Do you know if this is true even taking into consideration that most people who pay for a Dexcom out of pocket stretch supplies? For example, if I were to use the Dexcom exactly as it is approved, I would be spending about $6,700 a year. But I stretch the transmitter, receiver, and sensors until they each die, which has decreased my cost to about $2,300 a year.
The Libre was just approved in Canada. My understanding is that, even though it's cheaper than using a Dexcom without stretching supplies, it would still be significantly more expensive for me to switch over. So I would be paying more than I am with fewer features (namely no alarms, which I find invaluable). I'll be very curious to see what insurance companies and governments do with the Libre, since it's not a CGM and can apparently replace fingersticks entirely. If I could get the Libre fully or almost fully covered, that would be worth switching.

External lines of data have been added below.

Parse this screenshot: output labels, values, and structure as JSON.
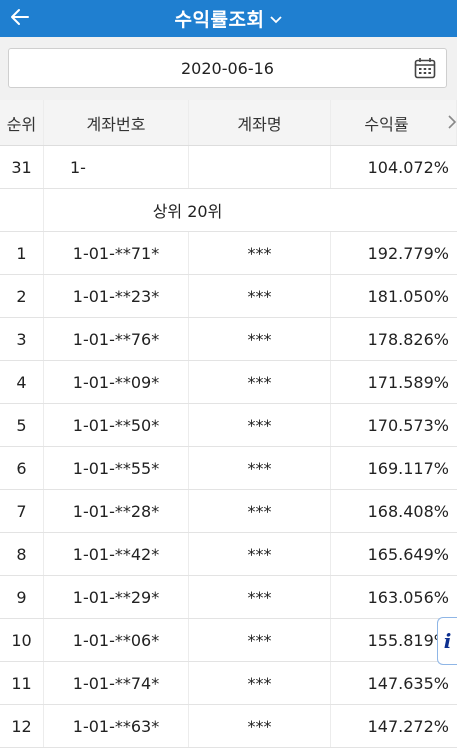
{
  "appbar": {
    "title": "수익률조회",
    "back_icon": "arrow-left-icon",
    "dropdown_icon": "chevron-down-icon",
    "color": "#1f7fd0"
  },
  "date_filter": {
    "value": "2020-06-16",
    "icon": "calendar-icon"
  },
  "table": {
    "headers": {
      "rank": "순위",
      "account": "계좌번호",
      "name": "계좌명",
      "rate": "수익률"
    },
    "my_row": {
      "rank": "31",
      "account": "1-",
      "name": "",
      "rate": "104.072%"
    },
    "section_label": "상위 20위",
    "rows": [
      {
        "rank": "1",
        "account": "1-01-**71*",
        "name": "***",
        "rate": "192.779%"
      },
      {
        "rank": "2",
        "account": "1-01-**23*",
        "name": "***",
        "rate": "181.050%"
      },
      {
        "rank": "3",
        "account": "1-01-**76*",
        "name": "***",
        "rate": "178.826%"
      },
      {
        "rank": "4",
        "account": "1-01-**09*",
        "name": "***",
        "rate": "171.589%"
      },
      {
        "rank": "5",
        "account": "1-01-**50*",
        "name": "***",
        "rate": "170.573%"
      },
      {
        "rank": "6",
        "account": "1-01-**55*",
        "name": "***",
        "rate": "169.117%"
      },
      {
        "rank": "7",
        "account": "1-01-**28*",
        "name": "***",
        "rate": "168.408%"
      },
      {
        "rank": "8",
        "account": "1-01-**42*",
        "name": "***",
        "rate": "165.649%"
      },
      {
        "rank": "9",
        "account": "1-01-**29*",
        "name": "***",
        "rate": "163.056%"
      },
      {
        "rank": "10",
        "account": "1-01-**06*",
        "name": "***",
        "rate": "155.819%"
      },
      {
        "rank": "11",
        "account": "1-01-**74*",
        "name": "***",
        "rate": "147.635%"
      },
      {
        "rank": "12",
        "account": "1-01-**63*",
        "name": "***",
        "rate": "147.272%"
      }
    ]
  },
  "info_button": {
    "label": "i",
    "icon": "info-icon"
  }
}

As to the topic of the original post, my target range is 4.0 - 8.0 and for the past 30 days I've had 60% of readings in range, 33% high, and 7% low. I would find it very challenging to achieve this level of control without the alarms the Dexcom provides (I have my alerts set to 4.5 - 7.5 to give me 0.5 mmol/L warning to take action before I exit my target range), eating low-carb, using a pump, and using Fiasp insulin. If you are feeling comfortable with your level of control, it's never a bad thing to try to aim for tighter control. Just go slowly and don't burn yourself out trying.